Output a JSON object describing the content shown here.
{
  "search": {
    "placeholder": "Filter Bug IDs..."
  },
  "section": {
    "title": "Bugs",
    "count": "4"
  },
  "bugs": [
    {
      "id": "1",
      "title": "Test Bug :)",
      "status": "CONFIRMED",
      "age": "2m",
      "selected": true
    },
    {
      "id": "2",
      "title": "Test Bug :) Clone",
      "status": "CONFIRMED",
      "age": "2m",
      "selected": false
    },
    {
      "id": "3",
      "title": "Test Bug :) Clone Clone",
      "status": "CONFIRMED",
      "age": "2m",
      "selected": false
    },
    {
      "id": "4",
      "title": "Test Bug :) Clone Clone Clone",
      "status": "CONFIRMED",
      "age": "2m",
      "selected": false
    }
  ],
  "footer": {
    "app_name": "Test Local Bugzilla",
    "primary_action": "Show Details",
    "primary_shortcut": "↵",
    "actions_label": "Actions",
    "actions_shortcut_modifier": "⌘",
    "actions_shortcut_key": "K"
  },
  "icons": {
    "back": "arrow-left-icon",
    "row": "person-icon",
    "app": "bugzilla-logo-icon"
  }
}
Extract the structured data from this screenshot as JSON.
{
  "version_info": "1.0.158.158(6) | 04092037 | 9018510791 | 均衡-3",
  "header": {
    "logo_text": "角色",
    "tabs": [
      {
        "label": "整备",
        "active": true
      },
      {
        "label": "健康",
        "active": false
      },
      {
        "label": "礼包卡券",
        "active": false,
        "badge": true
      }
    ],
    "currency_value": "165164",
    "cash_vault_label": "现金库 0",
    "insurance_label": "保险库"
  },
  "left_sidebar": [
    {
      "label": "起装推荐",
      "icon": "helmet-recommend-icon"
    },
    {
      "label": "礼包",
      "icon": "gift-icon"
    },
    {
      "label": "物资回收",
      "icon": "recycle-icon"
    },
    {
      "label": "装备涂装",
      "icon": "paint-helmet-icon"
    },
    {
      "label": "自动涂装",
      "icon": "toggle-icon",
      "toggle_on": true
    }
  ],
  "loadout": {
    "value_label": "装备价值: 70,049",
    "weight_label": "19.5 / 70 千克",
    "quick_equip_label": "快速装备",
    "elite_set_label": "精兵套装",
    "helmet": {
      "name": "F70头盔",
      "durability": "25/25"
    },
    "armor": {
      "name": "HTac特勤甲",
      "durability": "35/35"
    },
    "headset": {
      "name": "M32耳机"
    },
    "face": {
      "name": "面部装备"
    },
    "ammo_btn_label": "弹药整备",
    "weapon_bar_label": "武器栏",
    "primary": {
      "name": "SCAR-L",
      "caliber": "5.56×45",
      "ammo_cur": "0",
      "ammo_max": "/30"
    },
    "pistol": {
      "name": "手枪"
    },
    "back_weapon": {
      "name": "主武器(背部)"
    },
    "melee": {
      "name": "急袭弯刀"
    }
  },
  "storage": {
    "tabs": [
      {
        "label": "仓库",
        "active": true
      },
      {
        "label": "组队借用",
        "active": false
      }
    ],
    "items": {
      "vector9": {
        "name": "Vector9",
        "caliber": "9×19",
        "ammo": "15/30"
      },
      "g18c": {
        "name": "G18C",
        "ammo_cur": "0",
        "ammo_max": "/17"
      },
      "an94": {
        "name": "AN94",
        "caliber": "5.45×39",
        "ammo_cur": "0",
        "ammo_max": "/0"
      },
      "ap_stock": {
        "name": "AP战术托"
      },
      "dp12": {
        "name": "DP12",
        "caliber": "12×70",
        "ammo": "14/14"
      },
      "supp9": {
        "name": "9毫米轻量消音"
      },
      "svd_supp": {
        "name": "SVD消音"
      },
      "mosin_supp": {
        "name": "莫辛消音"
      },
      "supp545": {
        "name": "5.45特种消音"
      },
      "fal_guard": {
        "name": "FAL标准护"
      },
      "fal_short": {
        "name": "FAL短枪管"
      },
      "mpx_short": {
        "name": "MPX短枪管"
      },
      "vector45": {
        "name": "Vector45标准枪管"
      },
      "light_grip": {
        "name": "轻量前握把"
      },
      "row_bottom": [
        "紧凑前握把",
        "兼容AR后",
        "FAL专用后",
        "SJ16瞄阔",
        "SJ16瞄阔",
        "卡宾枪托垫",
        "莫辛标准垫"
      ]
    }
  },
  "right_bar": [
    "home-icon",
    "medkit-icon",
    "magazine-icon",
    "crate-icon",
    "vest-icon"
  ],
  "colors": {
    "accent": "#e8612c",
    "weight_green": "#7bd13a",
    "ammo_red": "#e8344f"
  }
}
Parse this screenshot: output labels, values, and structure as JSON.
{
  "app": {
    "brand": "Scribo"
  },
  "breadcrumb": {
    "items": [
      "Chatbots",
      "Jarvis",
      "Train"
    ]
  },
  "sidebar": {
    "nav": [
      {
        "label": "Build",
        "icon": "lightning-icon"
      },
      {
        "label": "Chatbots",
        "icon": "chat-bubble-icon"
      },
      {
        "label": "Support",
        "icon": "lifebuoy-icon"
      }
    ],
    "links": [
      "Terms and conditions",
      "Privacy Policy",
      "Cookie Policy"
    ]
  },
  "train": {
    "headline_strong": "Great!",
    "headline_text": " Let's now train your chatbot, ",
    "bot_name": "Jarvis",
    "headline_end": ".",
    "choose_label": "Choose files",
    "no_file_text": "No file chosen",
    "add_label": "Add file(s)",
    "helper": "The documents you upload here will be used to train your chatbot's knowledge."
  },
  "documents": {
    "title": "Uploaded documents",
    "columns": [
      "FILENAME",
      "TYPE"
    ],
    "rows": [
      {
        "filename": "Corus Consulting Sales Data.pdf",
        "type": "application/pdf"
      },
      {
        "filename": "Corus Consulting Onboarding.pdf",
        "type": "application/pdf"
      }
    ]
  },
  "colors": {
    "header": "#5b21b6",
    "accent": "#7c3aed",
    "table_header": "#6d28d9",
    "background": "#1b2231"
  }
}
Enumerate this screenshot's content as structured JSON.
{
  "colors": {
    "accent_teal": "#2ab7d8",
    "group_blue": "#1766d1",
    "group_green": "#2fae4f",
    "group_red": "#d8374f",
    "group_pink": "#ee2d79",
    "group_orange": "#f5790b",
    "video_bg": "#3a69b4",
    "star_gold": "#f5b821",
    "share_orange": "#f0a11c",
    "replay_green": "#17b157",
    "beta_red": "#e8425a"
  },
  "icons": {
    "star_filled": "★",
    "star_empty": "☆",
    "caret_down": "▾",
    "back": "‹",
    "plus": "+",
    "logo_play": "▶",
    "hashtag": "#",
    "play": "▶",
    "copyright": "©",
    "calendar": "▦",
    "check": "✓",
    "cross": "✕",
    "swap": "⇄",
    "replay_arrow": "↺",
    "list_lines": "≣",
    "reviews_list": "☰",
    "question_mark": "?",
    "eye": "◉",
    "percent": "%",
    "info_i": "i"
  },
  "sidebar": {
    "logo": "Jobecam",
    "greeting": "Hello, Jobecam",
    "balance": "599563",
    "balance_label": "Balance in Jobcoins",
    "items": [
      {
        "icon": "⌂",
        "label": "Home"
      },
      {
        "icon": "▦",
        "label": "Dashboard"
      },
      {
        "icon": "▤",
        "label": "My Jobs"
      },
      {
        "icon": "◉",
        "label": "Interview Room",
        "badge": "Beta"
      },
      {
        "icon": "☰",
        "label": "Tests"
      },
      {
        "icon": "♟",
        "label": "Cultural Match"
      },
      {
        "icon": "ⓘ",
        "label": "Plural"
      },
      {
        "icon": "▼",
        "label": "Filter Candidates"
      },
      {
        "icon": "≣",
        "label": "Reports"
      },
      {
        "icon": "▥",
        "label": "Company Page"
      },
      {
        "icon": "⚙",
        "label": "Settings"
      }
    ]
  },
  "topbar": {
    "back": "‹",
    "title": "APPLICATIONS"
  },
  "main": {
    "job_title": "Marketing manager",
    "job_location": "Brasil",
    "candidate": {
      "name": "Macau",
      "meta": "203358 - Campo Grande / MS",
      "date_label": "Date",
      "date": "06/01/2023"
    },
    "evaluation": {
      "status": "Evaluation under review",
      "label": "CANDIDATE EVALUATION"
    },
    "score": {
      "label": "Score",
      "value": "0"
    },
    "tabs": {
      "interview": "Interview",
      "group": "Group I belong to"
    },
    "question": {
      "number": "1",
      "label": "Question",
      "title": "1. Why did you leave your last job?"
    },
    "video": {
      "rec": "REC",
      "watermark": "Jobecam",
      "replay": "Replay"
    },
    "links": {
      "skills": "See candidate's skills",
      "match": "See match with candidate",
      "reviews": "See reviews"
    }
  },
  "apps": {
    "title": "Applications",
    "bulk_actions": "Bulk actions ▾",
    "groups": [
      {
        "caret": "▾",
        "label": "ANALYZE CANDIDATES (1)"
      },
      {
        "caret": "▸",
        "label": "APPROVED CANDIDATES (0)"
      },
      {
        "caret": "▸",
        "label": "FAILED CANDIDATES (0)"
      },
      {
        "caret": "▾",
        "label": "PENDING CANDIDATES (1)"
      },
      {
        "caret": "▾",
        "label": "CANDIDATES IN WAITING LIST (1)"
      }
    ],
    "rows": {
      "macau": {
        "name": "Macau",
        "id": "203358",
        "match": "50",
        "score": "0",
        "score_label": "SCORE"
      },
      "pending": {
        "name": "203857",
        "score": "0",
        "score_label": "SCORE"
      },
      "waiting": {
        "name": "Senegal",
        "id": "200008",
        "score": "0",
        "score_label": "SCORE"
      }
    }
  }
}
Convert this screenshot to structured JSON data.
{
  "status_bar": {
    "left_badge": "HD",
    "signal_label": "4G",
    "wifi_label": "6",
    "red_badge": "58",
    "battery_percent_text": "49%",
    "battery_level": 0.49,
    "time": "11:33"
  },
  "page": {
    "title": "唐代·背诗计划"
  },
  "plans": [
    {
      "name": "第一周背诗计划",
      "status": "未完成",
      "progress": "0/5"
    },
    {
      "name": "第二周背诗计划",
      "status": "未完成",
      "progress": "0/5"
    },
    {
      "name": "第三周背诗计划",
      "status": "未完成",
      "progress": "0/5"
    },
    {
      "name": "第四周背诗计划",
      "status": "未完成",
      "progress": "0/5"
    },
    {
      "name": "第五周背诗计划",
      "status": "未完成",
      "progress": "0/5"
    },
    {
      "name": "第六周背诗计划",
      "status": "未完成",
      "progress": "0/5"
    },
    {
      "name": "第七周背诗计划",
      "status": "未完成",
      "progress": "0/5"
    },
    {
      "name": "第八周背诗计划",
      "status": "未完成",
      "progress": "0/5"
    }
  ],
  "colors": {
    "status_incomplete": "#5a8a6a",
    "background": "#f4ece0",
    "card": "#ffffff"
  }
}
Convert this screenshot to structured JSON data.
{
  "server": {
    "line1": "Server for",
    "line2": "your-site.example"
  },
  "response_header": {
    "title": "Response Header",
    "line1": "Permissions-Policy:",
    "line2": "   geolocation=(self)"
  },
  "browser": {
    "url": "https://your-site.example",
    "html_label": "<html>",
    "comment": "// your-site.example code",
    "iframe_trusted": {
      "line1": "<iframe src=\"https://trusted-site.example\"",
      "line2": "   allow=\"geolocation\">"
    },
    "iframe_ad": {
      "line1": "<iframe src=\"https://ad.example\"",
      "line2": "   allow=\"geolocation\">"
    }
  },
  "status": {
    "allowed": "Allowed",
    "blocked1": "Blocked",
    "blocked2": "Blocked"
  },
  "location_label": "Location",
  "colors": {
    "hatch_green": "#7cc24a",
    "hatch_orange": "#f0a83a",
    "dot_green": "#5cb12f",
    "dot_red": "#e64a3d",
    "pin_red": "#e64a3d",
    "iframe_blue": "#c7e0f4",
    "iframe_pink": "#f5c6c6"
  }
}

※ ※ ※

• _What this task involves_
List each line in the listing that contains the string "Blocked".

• _Response to the task_
    "blocked1": "Blocked",
    "blocked2": "Blocked"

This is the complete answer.